6. Potential issues and outlook
While markets are currently developing drones for disaster monitoring, safety inspection, etc., drones are already been used for various business sectors, including delivery. They remain in the test phase in Korea, but no doubt will be implemented in the market with time. However, the current regulations that require drone operation within the range of visibility and prohibiting night time flight, may prevent such uses as envisaged by the relevant industries in the near future. With the importance placed on the developments in drones by the Korean government, it has already announced plans to pare back the restrictions on nighttime flight and range of visibility.

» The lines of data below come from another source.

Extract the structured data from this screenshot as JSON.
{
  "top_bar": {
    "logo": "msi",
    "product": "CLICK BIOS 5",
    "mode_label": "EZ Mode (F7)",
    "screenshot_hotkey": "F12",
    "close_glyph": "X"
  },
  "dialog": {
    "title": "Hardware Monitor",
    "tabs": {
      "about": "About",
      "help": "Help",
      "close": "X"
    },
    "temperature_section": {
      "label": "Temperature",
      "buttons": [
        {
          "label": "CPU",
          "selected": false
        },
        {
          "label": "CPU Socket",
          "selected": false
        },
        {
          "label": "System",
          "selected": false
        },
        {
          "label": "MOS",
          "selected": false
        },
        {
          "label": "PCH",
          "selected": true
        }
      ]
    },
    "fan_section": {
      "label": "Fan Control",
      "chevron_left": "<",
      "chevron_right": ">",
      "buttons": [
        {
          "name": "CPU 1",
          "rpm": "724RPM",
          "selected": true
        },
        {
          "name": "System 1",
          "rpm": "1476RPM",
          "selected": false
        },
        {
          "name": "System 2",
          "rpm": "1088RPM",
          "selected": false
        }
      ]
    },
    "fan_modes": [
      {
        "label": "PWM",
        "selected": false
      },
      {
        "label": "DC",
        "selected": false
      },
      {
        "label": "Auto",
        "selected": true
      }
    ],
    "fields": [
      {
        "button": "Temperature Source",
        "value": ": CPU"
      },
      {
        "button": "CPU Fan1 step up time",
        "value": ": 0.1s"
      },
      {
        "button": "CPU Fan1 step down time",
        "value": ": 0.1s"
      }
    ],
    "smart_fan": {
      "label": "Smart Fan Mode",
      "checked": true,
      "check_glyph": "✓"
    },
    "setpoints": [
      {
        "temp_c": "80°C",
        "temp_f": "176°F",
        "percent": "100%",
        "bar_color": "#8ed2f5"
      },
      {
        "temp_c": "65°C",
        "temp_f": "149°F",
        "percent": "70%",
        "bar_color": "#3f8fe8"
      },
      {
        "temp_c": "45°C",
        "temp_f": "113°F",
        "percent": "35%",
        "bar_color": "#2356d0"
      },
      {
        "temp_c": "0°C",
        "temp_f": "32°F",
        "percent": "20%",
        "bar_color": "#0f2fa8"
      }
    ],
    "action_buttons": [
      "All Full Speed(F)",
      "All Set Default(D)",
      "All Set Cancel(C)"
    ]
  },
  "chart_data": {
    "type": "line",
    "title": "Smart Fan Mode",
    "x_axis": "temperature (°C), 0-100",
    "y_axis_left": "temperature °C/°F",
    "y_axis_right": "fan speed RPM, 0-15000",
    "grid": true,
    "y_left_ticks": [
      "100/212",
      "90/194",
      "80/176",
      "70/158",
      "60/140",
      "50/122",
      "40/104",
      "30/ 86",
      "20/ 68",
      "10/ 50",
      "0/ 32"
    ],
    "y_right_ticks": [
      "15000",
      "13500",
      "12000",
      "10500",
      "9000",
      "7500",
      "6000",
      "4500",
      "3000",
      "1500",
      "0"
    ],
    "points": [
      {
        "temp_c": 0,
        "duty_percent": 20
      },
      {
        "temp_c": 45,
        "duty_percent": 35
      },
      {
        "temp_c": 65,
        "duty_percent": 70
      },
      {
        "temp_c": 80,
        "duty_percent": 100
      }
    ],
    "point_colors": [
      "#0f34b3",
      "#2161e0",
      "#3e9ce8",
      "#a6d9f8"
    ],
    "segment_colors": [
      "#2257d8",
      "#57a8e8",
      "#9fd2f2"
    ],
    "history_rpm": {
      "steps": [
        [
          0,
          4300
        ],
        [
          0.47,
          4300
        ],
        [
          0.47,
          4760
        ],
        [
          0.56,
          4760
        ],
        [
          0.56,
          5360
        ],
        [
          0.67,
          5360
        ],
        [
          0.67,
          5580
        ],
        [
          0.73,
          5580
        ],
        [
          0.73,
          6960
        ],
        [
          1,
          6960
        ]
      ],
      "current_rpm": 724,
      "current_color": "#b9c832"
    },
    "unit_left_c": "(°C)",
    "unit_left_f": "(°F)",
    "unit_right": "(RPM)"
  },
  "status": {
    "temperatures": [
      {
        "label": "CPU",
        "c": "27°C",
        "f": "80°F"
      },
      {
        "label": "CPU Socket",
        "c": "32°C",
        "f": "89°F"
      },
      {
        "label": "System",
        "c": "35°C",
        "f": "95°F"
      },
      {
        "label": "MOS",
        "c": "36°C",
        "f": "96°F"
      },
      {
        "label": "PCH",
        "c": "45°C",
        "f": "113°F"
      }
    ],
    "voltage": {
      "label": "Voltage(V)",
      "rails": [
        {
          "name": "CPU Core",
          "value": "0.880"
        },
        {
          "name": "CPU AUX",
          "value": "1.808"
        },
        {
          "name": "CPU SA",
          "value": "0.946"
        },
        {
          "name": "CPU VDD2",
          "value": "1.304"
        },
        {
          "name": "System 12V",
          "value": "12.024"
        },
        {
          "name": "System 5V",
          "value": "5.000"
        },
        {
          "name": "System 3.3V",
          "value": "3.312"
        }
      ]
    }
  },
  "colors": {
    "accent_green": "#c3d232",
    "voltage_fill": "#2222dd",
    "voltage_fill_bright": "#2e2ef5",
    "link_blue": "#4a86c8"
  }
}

One issue that requires further consideration is the requirement that a person wanting to run an ultra-light plane business is required only to take out coverage for KRW 150 million for personal insurance injury and KRW 20 million for property damage. This requirement seems low for a business that is operating thousands of drones. We believe that the insurance requirement should be based on a per drone basis, or there should be a laddered coverage based on number of drones used in the business. No doubt, the development of insurance products and the pricing of insurance in the short to long term will take time to develop. However, it is clearly an area that needs more thought.
Another issue that is particularly relevant within the context of drones is privacy. The Korean privacy laws are some of the strictest around the world. Issues arising from invasion of privacy and individuals’ right to refuse interaction with drones remains a vexed issue.
Under the Aviation Security Act, personal information and personal location information shall be governed by the Personal Information Protection Act and the Act on the Protection, Use, etc. of Location Information.
A shot filmed during the flight of a drone which contains an identifiable image of a person (information with which an individual can be identified) constitutes personal information under the Personal Information Protection Act. Such information if saved with information about a place where an individual exists or has existed at a certain time and which is collected by telecommunication equipment will constitute location information under the Act on the Protection, Use, etc. of Location Information. This type of information raises issues as to whether it is appropriate to regulate the relevant acts pursuant to which such information is collected even though it was not intended to collect such information. There are certain exceptions under the relevant laws however, none of them appear to particularly practical or feasible, such as the exception that requires prior consent of the relevant individual. Some commentators argue that the focus should be more on regulating the use and leakage of the relevant information.
A social consensus needs to be reached about the regulation regarding the issues above after extensive discussion. Hand in hand with privacy are data security issues relating to hacking or seizure of drones. It remains an issue that requires discussion in fora comprised of the relevant interest groups.
For the time being in an effort to promote developments in drone technology, the Korean government has taken steps to provide some flexibility in the laws that apply to drones. Maintaining a balance between supporting technological advances and attending to consumer desires with protection of safety and individual’s rights remains an issue that requires further monitoring and debate.
1 Article 48 of the Aviation Business Act.
2 Article 2 of the Aviation Business Act.
3 Article 122 of the Aviation Security Act.
If you have any questions or need assistance in relation to the subject of this article, please contact:
Michael Chang, Senior Foreign Attorney
TEL : +82 2 316 4653
Joongil Cho, Senior Associate
TEL : +82 2 316 1745